NA: Having said that, there was a panel today where Ladan Boroumand was mentioning about the increasing number of protests. And there was also a secret document that was brought out by the hacktivist [Ali’s Justice], that actually one of the officers there was saying that society is in a state of explosion, and that only in the past year, it has seen an increase of protests by 50% and the number of protesters has nearly doubled in each of them.
NA: Certainly Iranian teachers, pensioners, investors, worker workers, you name it, even prison guards, they’ve been protesting in rallies across Iran in more than 100 cities. If you go to Kayhan London’s [website] we have all the videos with all their slogans. So we see a repeat, let’s just say, if we see a repeat of 2019, I remember I go back to 2009. At that time, you were waiting to interview President Obama.
MA: He lost the chance. [Audience laughs.]

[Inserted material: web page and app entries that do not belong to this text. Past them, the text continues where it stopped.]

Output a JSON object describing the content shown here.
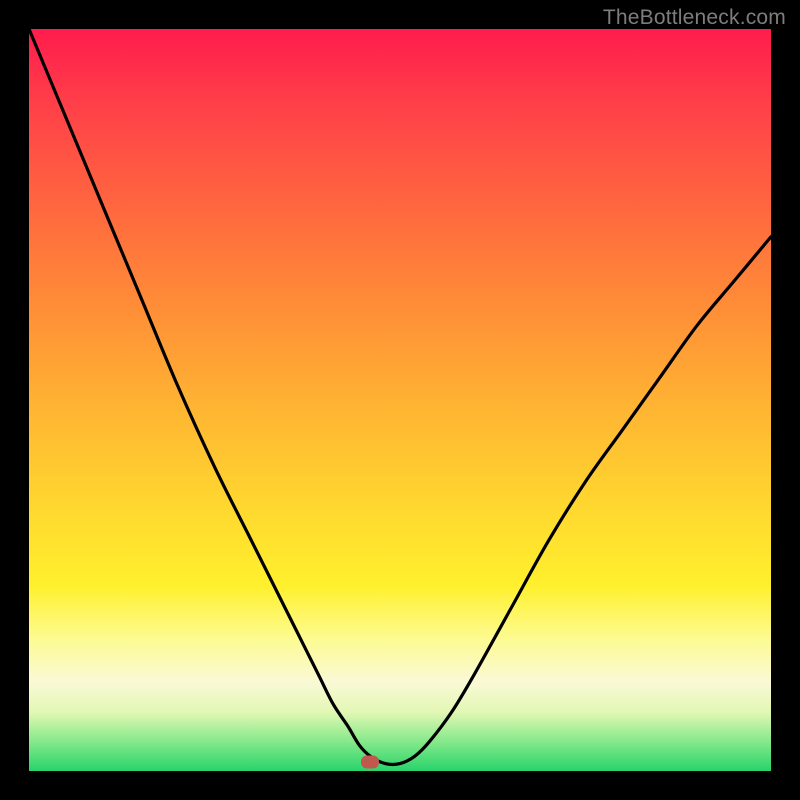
{
  "watermark": "TheBottleneck.com",
  "chart_data": {
    "type": "line",
    "title": "",
    "xlabel": "",
    "ylabel": "",
    "xlim": [
      0,
      100
    ],
    "ylim": [
      0,
      100
    ],
    "grid": false,
    "legend": false,
    "series": [
      {
        "name": "bottleneck-curve",
        "x": [
          0,
          5,
          10,
          15,
          20,
          25,
          30,
          33,
          36,
          39,
          41,
          43,
          44.5,
          46,
          48,
          50,
          52,
          54,
          57,
          60,
          65,
          70,
          75,
          80,
          85,
          90,
          95,
          100
        ],
        "y": [
          100,
          88,
          76,
          64,
          52,
          41,
          31,
          25,
          19,
          13,
          9,
          6,
          3.5,
          2,
          1,
          1,
          2,
          4,
          8,
          13,
          22,
          31,
          39,
          46,
          53,
          60,
          66,
          72
        ]
      }
    ],
    "annotations": [
      {
        "name": "optimal-marker",
        "x": 46,
        "y": 1.2,
        "color": "#c0584e"
      }
    ],
    "background_gradient": {
      "top": "#ff1c4d",
      "bottom": "#28d36b"
    }
  }
}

NA: Well, you lost the chance, yes, definitely, and so did a lot of Iranian people lose the chance. Like Neda Agha-Soltan, who also lost her life and then we come back to 2019. We have the Aban protests, the internet gets shut down again. 2020, Secretary Blinken, even before he was elected, he retweeted a tweet that if there’s a repeat of 2019 What should be done, and it was silence. Now given your position now, your network with tech companies, with US officials, congress MEPs, European parliament, if there is a repeat of 2019 which everybody’s expecting at some point, what will be your advice? What tools would fit their needs?
MA: So first of all, I want to actually tell the story about the people of Iran and Obama. I know I don’t have much time, but I’m going to be quick. I had a meeting with Jake Sullivan and Secretary Blinken and Secretary Pompeo as well. And I said in front of them, that the Iranian people in the streets were chanting Obama you are either with us or with them, because Obama in Persian means that he is with us. ‘Oo” means he, ‘bahm” is with, and “noh” means us. So the people of Iran had a hope that he is going to be with us. But at the same time when people in the streets were calling him, Obama [sent a secret letter] to Ayatollah Khomeini.
MA: I actually met with the officials in America and I asked them that how do you feel now? Hillary Clinton said regret. And I asked Jake Sullivan whether he’s going to support Iranian people, he said that we have to stick with our policy to get the deal. And what I want to say here is that you see that Iranian people didn’t get any help from anywhere, anyone, but still they’re saying we don’t want the Islamic Republic.
MA: So you are going to lose the chance to support Iranian people. My advice is so clear, that the Iranian people are going to move on. When the Iran protests happened in the street, the internet was shut down for I think more than 10 days. They killed 1,500 people guess who was present on social media? All the ayatollahs, all the officials and all their lobbyists, trying to mislead the rest of the world, calling the people of Iran in the streets hooligans.
MA: And at that time, I called all the tech companies, [and said] you have to kick Khamenei off Twitter, you have to take all the officials out from social media. They said that in the name of freedom of speech we’re not going to do that.
MA: To all the human rights activists: when people of Iran are united, outside Iran we have to be really tough with the tech companies and get united. Iran, look, Russia, China, Venezuela, Turkey, Taiwan, Islamic Republic, all the dictators are united. They are more united than us, the freedom fighters. We the human rights activists from different countries should get united as well and ask all the tech companies to kick out Putin, ayatollahs, the Taliban, and all the dictators from social media until the day that Iranian people are allowed to use the same social media. Is that too much to ask? It’s not. Thank you so much. [Audience claps]
NA: Thank you very much for your attention, and for staying here and listening to us.Thank you, Masih.